In 1996 Cryans ran against Burton for executive council and lost.

But last year, in the race for county commissioner, Burton endorsed Cryans over a Republican challenger.

Starting around 2008, as the economy began struggling and banks got skittish about lending, foreign investors began sending hundreds of millions of dollars into Vermont.

They were attracted by a federal EB-5 visa program administered by the state of Vermont.

It allows foreigners willing to invest at least $500,000 to get green cards and live in the United States.

New Hampshire didn’t have anything like it, but the state is warming to the idea.

NHPR’s Chris Jensen reports.

Sound  of construction……

Heavy machinery at work.

Traffic deaths increased in 2012 in New Hampshire with alcohol and failing to wear seat belts or helmets again being major factors, according to a new report from the National Highway Traffic Safety Administration.

In the study federal officials estimated Americans drove roughly the same number of miles in 2012 as in 2011.

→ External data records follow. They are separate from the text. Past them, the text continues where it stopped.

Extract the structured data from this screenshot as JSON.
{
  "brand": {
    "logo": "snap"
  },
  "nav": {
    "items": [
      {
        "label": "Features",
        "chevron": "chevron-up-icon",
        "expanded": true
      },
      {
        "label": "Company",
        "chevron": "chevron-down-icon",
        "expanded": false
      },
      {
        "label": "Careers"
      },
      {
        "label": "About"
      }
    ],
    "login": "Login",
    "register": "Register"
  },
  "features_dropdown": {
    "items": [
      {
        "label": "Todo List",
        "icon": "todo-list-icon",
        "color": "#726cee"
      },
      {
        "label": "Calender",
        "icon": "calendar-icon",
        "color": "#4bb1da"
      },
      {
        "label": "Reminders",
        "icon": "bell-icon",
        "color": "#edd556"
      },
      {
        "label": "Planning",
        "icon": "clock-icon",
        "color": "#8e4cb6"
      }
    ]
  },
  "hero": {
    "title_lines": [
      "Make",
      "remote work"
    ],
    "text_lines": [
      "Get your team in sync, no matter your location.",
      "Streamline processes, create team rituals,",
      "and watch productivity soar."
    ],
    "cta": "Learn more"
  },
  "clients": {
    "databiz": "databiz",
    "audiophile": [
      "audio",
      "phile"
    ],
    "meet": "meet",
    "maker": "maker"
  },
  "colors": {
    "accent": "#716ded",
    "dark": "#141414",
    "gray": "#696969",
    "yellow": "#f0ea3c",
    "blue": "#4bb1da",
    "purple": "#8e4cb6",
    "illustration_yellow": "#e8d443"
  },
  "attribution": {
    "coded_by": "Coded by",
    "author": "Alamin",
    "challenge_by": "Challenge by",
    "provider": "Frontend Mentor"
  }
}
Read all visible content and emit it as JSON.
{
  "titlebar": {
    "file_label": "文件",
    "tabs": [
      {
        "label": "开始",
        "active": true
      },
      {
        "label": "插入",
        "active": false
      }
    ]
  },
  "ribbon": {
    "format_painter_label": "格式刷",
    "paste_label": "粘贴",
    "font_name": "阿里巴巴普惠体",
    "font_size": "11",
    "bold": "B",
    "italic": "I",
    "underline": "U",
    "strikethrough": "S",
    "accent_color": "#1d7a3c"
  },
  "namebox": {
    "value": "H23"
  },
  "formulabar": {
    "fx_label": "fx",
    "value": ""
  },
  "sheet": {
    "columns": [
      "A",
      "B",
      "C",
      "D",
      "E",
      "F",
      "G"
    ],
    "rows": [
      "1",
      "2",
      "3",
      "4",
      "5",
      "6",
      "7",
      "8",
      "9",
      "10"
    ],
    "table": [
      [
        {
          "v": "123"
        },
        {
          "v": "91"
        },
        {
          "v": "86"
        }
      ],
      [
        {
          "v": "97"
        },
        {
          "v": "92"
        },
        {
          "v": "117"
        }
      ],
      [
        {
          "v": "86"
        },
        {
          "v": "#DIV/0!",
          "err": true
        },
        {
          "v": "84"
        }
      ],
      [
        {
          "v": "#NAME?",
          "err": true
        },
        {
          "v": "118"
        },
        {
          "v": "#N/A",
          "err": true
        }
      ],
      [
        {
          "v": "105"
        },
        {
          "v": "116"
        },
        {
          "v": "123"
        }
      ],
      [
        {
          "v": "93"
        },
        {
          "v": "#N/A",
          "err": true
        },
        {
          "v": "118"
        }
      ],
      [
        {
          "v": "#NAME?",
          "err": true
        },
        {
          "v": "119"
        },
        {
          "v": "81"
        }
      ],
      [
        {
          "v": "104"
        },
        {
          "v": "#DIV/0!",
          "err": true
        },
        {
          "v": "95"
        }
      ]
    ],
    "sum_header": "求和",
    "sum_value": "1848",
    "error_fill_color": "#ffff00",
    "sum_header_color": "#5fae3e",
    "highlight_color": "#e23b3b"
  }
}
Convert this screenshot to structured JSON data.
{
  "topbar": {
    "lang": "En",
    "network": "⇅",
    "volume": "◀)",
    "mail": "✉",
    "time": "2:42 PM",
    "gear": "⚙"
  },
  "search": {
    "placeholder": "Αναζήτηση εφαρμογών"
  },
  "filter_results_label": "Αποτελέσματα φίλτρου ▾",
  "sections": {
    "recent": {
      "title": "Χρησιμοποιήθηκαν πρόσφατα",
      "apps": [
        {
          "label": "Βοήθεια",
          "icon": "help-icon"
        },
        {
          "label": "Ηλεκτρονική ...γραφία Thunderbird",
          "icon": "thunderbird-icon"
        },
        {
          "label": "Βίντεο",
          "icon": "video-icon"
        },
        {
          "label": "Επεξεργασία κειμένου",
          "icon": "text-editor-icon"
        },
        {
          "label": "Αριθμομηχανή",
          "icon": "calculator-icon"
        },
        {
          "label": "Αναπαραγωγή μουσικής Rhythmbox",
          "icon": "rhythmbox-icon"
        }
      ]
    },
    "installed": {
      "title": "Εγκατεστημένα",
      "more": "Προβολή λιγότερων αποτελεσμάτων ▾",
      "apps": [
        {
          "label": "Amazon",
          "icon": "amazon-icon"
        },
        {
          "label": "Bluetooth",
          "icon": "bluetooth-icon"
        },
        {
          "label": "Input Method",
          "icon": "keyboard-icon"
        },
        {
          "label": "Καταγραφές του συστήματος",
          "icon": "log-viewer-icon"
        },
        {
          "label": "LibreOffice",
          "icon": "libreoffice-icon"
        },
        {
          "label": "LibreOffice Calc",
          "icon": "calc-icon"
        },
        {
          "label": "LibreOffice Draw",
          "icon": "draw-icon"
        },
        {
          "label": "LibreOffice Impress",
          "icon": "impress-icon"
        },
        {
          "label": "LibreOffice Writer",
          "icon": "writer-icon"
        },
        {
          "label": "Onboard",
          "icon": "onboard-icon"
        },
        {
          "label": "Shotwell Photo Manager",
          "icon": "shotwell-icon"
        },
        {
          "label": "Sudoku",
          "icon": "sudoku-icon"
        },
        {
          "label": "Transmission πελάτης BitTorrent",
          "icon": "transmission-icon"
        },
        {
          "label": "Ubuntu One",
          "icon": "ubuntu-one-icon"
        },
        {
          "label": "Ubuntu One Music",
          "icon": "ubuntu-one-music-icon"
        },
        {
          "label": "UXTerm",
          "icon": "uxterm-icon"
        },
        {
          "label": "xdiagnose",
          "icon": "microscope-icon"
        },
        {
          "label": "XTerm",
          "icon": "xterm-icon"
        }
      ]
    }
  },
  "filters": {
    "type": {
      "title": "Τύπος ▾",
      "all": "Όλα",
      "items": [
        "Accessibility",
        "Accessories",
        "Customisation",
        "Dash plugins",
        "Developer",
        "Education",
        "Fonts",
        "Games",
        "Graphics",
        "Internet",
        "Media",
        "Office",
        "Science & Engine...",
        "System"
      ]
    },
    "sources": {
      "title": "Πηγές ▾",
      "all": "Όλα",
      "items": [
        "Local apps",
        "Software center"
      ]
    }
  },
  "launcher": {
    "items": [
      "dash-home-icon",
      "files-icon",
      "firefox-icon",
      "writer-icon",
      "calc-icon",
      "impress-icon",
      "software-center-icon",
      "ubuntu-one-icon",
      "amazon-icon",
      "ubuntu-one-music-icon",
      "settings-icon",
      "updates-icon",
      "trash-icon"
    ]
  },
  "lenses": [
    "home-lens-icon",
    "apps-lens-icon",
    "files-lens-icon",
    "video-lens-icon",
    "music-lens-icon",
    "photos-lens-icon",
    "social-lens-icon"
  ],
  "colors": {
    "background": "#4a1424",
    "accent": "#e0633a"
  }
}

Overall there were 108 traffic fatalities in the state in 2012, an increase of 20 percent over the previous year.

Ray Burton’s burial will be private, says BJ Perry, his administrative assistant. But there will be a public memorial service on December 14th.

It will start at 1 p.m. at Plymouth State University in the student union, Perry said.

Burton died less than three weeks after he announced his kidney cancer, said to be in remission, had returned and he would not seek re-election next year.

Chris Jensen, NHPR

Less than three weeks after Executive Councilor Ray Burton announced his kidney cancer was no longer in remission he died.

Around the state more institutions, towns and businesses are turning away from oil in favor of heating with wood, viewing it as a renewable resource that helps the region’s economy, lowers the carbon footprint and apparently saves money.

There’s a good example in the basement of the main building at The White Mountain School in Bethlehem.

The old is a huge, black, gray and rust-fringed H.B. Smith boiler that once feasted on heating oil.

A few feet away are three modern-looking, green and white pellet boilers.

A new fire training facility in the North Country will be named after Executive Councilor Ray Burton, said Deborah A. Pendergast, the director of the state’s division of Fire Standards & Training and Emergency Medical Services.

The center, located in Bethlehem, will allow fire fighters from the North Country to learn fire fighting techniques without the cost and time involved in traveling to Concord.

“It gives the folks up in that area a facility that meets their needs,” she said in a telephone interview.

Travis Giles, the culinary instructor at The White Mountains Community College in Berlin, is the winner of the North Country Chef’s Challenge, an effort to see who can best match culinary skills with local ingredients.

Giles was competing against seven other chefs.

The judges were from the White Mountain chapter of the American Culinary Federation.

The event is the idea of the North Country Farmer’s Co-op.

For his entrée Giles began with “a whole red deer” from a farm Milan. 

While the North Country is routinely working on economic development some people are also looking at human resources, in particular the source of the next generations of community leaders and volunteers.

Their concern:  Talented young adults being one of the North Country’s rarer creatures.

And, some research into that issue got underway recently at the North Country Resource Center in Lancaster, where fourteen young adults – in their 20’s and 30’s – volunteered to answer questions about what brought them or keeps them in the North Country.

Executive Councilor Ray Burton has received Plymouth State University’s highest award for public service, only the third time the honor has been given in almost a decade.

The Henry W. Blair Award for Distinguished Public Service was created in 2004.

“It is for distinguished public service, it recognizes someone who has devoted – as Henry Blair did – a life to making the world better through strong public service,”  PSU president Sara Jayne Steen said in an interview. “And, in that sense of course, Ray is the perfect candidate.”

Pages